His main goal is for students to understand that the ideas of identity have not been given but created. Nightlife fits into the college landscape, and students should be thinking about how it has shaped their identity and the identity of the nation.

“That it’s been made very strategically, often through acts of oppression, and because of the ways in which identity has been made, certain people have been left with resources, and others have not,” Fleming said.

While his course focuses on the history and evolution of race and nightlife in the making of America, the other courses begin to explore our perceptions and ideas surrounding artificial intelligence and animals in a human-dominated world.

HNUH288X: The Human Interface, from Anatomy to Avatar is taught by professor Alexandra Harlig. The course explores how the internet and the human body interact. With the growth of virtual programs and machine learning, changes are happening in how we perceive the way humans and the internet interact.

HNUH288Y: What You Are and Why It Matters is taught by faculty fellow and director of University Honors Stephen Blatti. The course digs into philosophical questions about identity and evolution using a variety of uncommon media. It will explore lesser-known perspectives on identity and ask students to think even more about what it means to be human.
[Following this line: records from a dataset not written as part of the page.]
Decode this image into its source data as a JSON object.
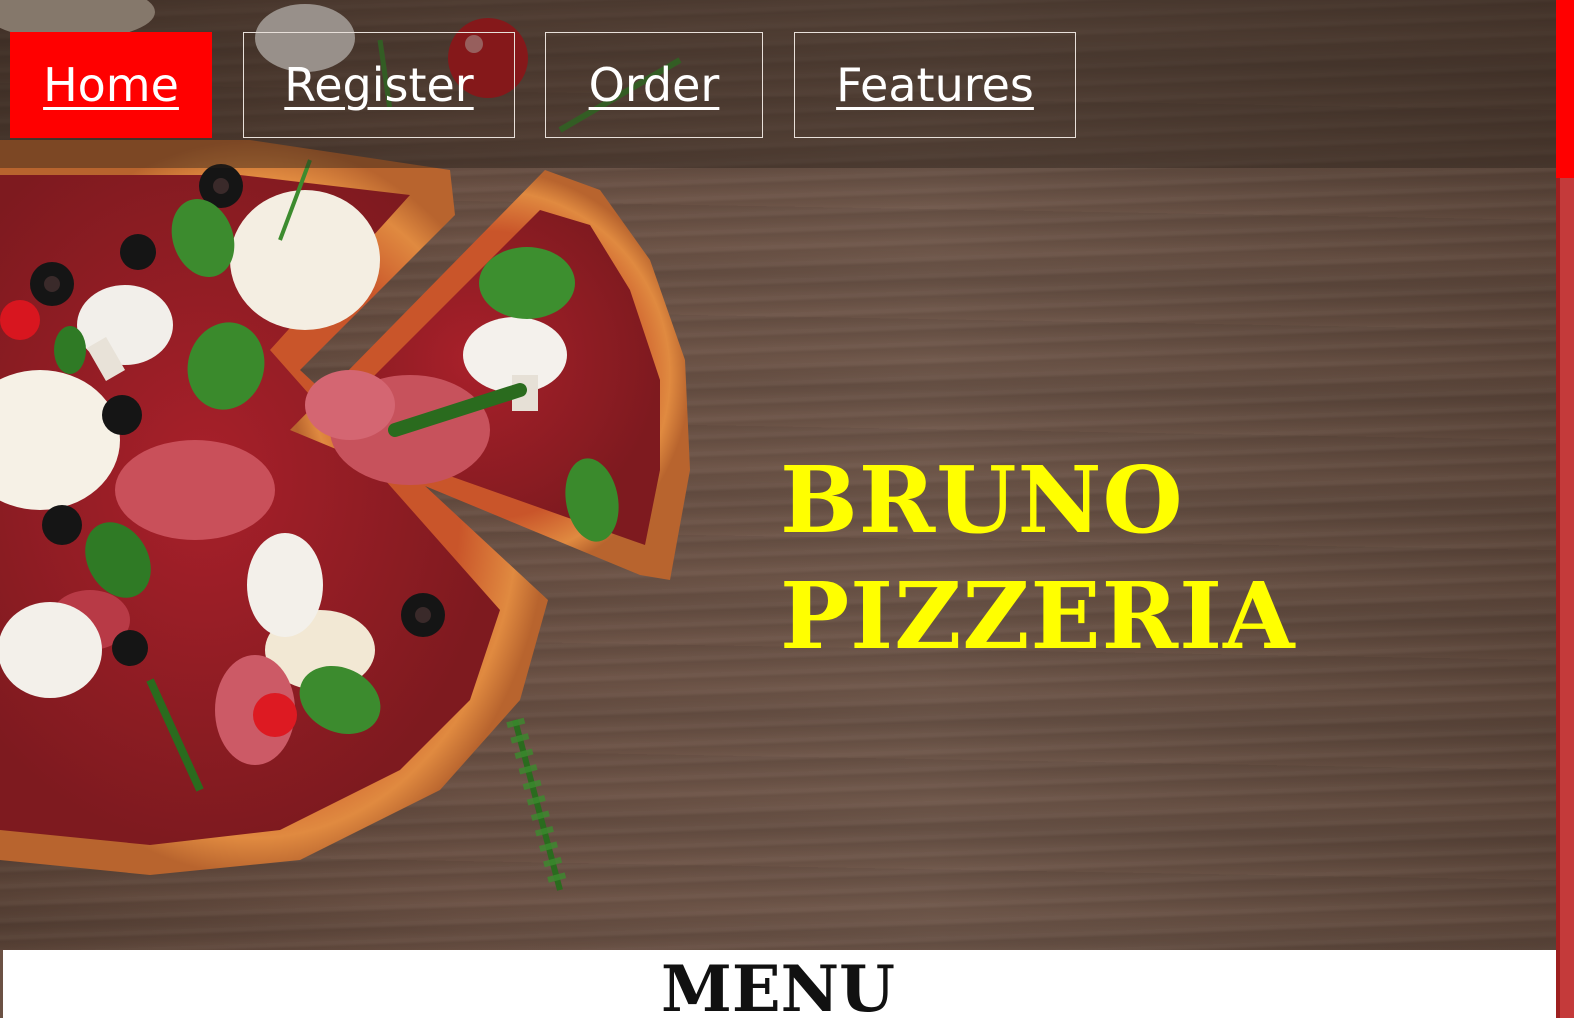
{
  "nav": {
    "items": [
      {
        "label": "Home",
        "active": true
      },
      {
        "label": "Register",
        "active": false
      },
      {
        "label": "Order",
        "active": false
      },
      {
        "label": "Features",
        "active": false
      }
    ]
  },
  "hero": {
    "brand_line1": "BRUNO",
    "brand_line2": "PIZZERIA"
  },
  "menu": {
    "heading": "MENU"
  },
  "colors": {
    "nav_active": "#ff0000",
    "brand_text": "#ffff00",
    "accent_red": "#ff0000"
  },
  "images": {
    "hero_background": "pizza-on-wooden-table"
  }
}
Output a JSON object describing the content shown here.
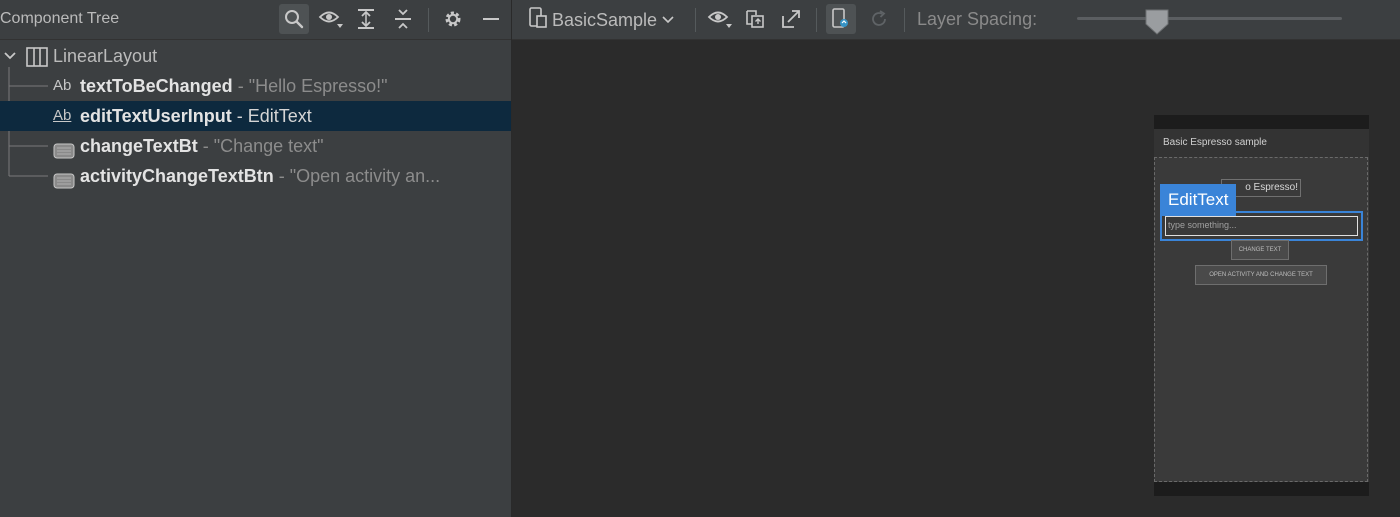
{
  "left_panel": {
    "title": "Component Tree",
    "toolbar_icons": [
      "search-icon",
      "eye-icon",
      "expand-all-icon",
      "collapse-all-icon",
      "gear-icon",
      "minimize-icon"
    ]
  },
  "tree": {
    "root": {
      "label": "LinearLayout",
      "icon": "linear-layout-icon"
    },
    "children": [
      {
        "name": "textToBeChanged",
        "separator": " - ",
        "value": "\"Hello Espresso!\"",
        "icon": "textview-icon",
        "icon_text": "Ab",
        "selected": false
      },
      {
        "name": "editTextUserInput",
        "separator": " - ",
        "value": "EditText",
        "icon": "edittext-icon",
        "icon_text": "Ab",
        "selected": true
      },
      {
        "name": "changeTextBt",
        "separator": " - ",
        "value": "\"Change text\"",
        "icon": "button-icon",
        "selected": false
      },
      {
        "name": "activityChangeTextBtn",
        "separator": " - ",
        "value": "\"Open activity an...",
        "icon": "button-icon",
        "selected": false
      }
    ]
  },
  "inspector": {
    "device": "BasicSample",
    "layer_spacing_label": "Layer Spacing:",
    "layer_spacing_fraction": 0.3,
    "toolbar_icons": [
      "device-icon",
      "eye-icon",
      "export-icon",
      "expand-icon",
      "live-update-icon",
      "refresh-icon"
    ]
  },
  "phone": {
    "app_title": "Basic Espresso sample",
    "hello_text": "o Espresso!",
    "selected_label": "EditText",
    "edit_hint": "type something...",
    "change_text_btn": "CHANGE TEXT",
    "open_activity_btn": "OPEN ACTIVITY AND CHANGE TEXT"
  },
  "colors": {
    "selection_bg": "#0d293e",
    "highlight_blue": "#3a84d8",
    "panel_bg": "#3c3f41",
    "canvas_bg": "#2b2b2b"
  }
}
HNUH288Z: Non-Human Animals in Human Society is taught by postdoctoral associate of animal sciences and faculty fellow Halli S. Weiner. Non-human animals are treated in many different fashions and have various uses in our world. The course will explore complexities through critical thinking and discussion to look at the relationships we have with animals.